Here are a few other tips for driving in the snow:
- If you think you may be heading into snow or there is a possibility of driving in the snow, make sure you do a maintenance check on your vehicle before making the trip. Check the vehicle battery, belts and hoses, anti-freeze, oil, lights, brakes, heater and defroster and check the exhaust system for leaks which may allow carbon monoxide to enter the vehicle.
- Plan your route ahead of time and give yourself extra travel time. Make sure someone knows your travel plans.
- Wear comfortable clothing that does not restrict your movement while at the wheel. Keep warm clothing available for when you exit the vehicle.
- Always clear any snow and ice from all windows, lights, mirrors and the roof before driving. After starting the vehicle wait for the interior windows to clear of fog so you will have appropriate visibility.
- Make sure there is sufficient windshield washer fluid in the vehicle reservoir and that it is rated for freezing temperatures.
- It takes longer to stop on slippery surfaces, so add additional time to the three-second rule.
- Know the proper handling procedures for a skidding vehicle.
- Slow down in snow and icy conditions, make turns slowly, and make all starts slow and smooth.
- Remember that bridges and overpasses may freeze before the regular travel lanes of a roadway. Watch out for black ice, areas of the roadway that appear black and shiny and where your vehicle can suddenly lose traction. Slow down in these areas and keep your foot off the brakes.
- If you get stuck or stranded, don’t panic. Stay with your vehicle for safety and warmth. Wait for help to arrive. If you have a cell phone and are in an area with cell phone service, try calling for help.

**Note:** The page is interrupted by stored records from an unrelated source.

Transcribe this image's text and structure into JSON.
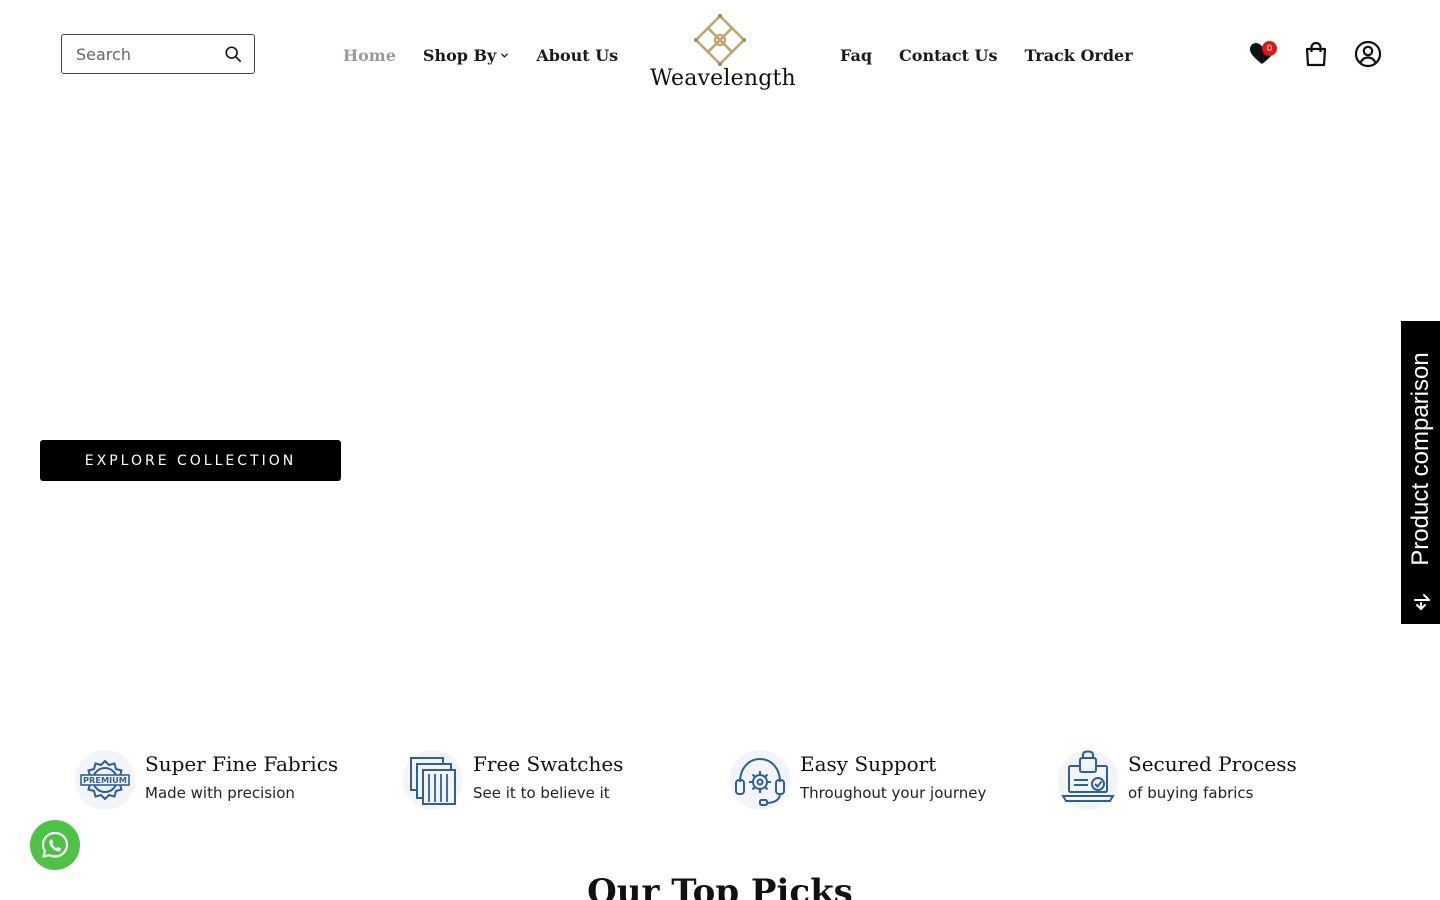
{
  "header": {
    "search": {
      "placeholder": "Search",
      "value": ""
    },
    "nav_left": [
      "Home",
      "Shop By",
      "About Us"
    ],
    "nav_right": [
      "Faq",
      "Contact Us",
      "Track Order"
    ],
    "active_nav": "Home",
    "brand": "Weavelength",
    "wishlist_count": "0",
    "icons": [
      "search-icon",
      "heart-icon",
      "bag-icon",
      "account-icon",
      "chevron-down-icon"
    ]
  },
  "hero": {
    "cta_label": "EXPLORE COLLECTION"
  },
  "compare_tab": {
    "label": "Product comparison",
    "icon": "compare-arrows-icon"
  },
  "features": [
    {
      "title": "Super Fine Fabrics",
      "subtitle": "Made with precision",
      "icon": "premium-badge-icon",
      "badge_text": "PREMIUM"
    },
    {
      "title": "Free Swatches",
      "subtitle": "See it to believe it",
      "icon": "swatches-icon"
    },
    {
      "title": "Easy Support",
      "subtitle": "Throughout your journey",
      "icon": "support-headset-icon"
    },
    {
      "title": "Secured Process",
      "subtitle": "of buying fabrics",
      "icon": "secure-laptop-icon"
    }
  ],
  "section": {
    "title": "Our Top Picks"
  },
  "colors": {
    "accent_dark": "#000000",
    "nav_active": "#9a9a9a",
    "logo_gold": "#c2a46a",
    "feature_icon_blue": "#2f5f9a",
    "badge_red": "#e01515",
    "whatsapp_green": "#4dc247"
  }
}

Try to always know your exact locations while driving.
- Keep your clothing dry. Wet clothing can lead to dangerous loss of body heat.